In the 2014 Princeton Review survey “College Hopes and Worries,” the final question asked about the importance of a college’s commitment to environmental issues and how much that commitment would contribute to a potential student’s decision to apply or attend a school.

Sixty-one percent of graduating high school students and 60 percent of parents replied that a commitment to environmental issues is at least somewhat important.

Kensler has seen that desire for a sustainable university first hand.

Walking on campus in his Office of Sustainability polo shirt, a prospective student and her father stopped to ask where Cater Hall was. The student saw the logo and lettering on Kensler’s polo and exclaimed that sustainability is part of what she wants to do in college, and was excited to see that Auburn was a part of the sustainability movement.

But Auburn and the rest of Alabama still have a lot of work to do, and as the movement grows, sustainability at Auburn must keep growing as well.

[box type=”shadow”]

Improvements to the sustainability of Auburn University:

  • Hybrid buses in the Tiger Transit line.
  • Fresher food and ingredients provided through Tiger Dining.
  • Sustainability minor offered to any major on campus.
  • Be Well Hut for health advice.
  • On-campus pharmacy and medical clinic.
  • The Recreation and Wellness Center.
  • Office of Sustainability to organize sustainable efforts.
  • Solar panels on the stadium parking deck. [/box]

“I would say that Auburn University is a national player, but I wouldn’t say we’re at the cutting edge of leadership,” Kensler said. “Alabama in general is behind the curve. Commitments to renewable energy, commitments to energy efficiency, commitments to organic farming; there are a lot of things that are happening in other places that are catching on (in Alabama), but not to the same degree.”

Solar panels on the top of the stadium parking deck provide energy to Auburn University's power grid.

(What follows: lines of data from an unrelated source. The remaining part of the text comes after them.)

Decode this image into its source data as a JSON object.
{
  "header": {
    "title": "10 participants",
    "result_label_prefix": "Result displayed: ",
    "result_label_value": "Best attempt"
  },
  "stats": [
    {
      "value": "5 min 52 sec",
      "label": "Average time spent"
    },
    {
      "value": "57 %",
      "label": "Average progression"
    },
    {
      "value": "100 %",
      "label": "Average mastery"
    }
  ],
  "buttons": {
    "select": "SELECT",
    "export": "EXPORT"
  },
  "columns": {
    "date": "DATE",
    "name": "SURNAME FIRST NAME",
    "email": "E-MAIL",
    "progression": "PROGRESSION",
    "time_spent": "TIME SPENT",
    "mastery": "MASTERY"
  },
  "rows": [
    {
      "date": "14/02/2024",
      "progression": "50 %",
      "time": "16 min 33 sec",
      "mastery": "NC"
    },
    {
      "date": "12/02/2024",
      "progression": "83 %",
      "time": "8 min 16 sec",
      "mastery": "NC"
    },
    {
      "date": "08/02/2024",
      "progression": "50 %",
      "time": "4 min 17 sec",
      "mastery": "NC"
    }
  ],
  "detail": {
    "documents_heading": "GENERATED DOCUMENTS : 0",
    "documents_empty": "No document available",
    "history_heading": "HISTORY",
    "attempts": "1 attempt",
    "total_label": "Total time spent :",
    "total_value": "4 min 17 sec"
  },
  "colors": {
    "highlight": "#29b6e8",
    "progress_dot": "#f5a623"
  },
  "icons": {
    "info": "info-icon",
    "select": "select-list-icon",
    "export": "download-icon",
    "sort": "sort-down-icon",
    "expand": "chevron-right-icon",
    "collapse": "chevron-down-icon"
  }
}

Photo contributed by the Office of Sustainability.

Solar panels on the top of the stadium parking deck provide energy to Auburn University’s power grid. Photo contributed by the Office of Sustainability.

At the forefront of innovative sustainability on campus and around the city are the students finishing their minor in sustainability through a capstone class.

Nanette Chadwick, director of academic sustainability programs and associate professor of biological sciences at Auburn, has seen six years of growth since the minor started in 2008.

The minor requires an introductory course, three electives of the student’s choice that specialize on sustainability and a capstone course of advanced reading in sustainability and how it applies to the business world. In the students’ final course, they get to use their studies to develop a plan for a real-world sustainability project.

Groups of students are encouraged to include members from different colleges, which isn’t hard since nearly every school on campus is represented in the minor. Past projects have inspired bike share programs, campus building design and sustainable foods in the Auburn dining system.

“Some of those projects weren’t taken exactly how the students designed it, when they were translated into an on ground project, but they served as a foundation or inspiration for related projects,” Chadwick said.

One project from last year, Rails With Trails, has moved to the cities of Auburn and Opelika. The two cities are using the exact project in consideration of building a bike and walking path on the six miles of railroad between Auburn Depot and Opelika Depot.

Chadwick came to Auburn with an undergraduate degree in biology from University of California at Santa Barbara, and a graduate degree at University of California at Berkeley. For most of her career she specialized in coral reef ecology, and has seen a decline in the past 30 years in the coral reefs across the globe.

“I’ve come to realize through my own research and from my perspective from biology that we need to take a holistic approach into preserving ecosystems,” Chadwick said.

The changes that Chadwick and the sustainability staff and students are initiating in Auburn have an impact larger than the loveliest village on the plains. All rivers lead to the sea, and when Parkerson Mill Creek flows through Auburn University, the water will have a clean path.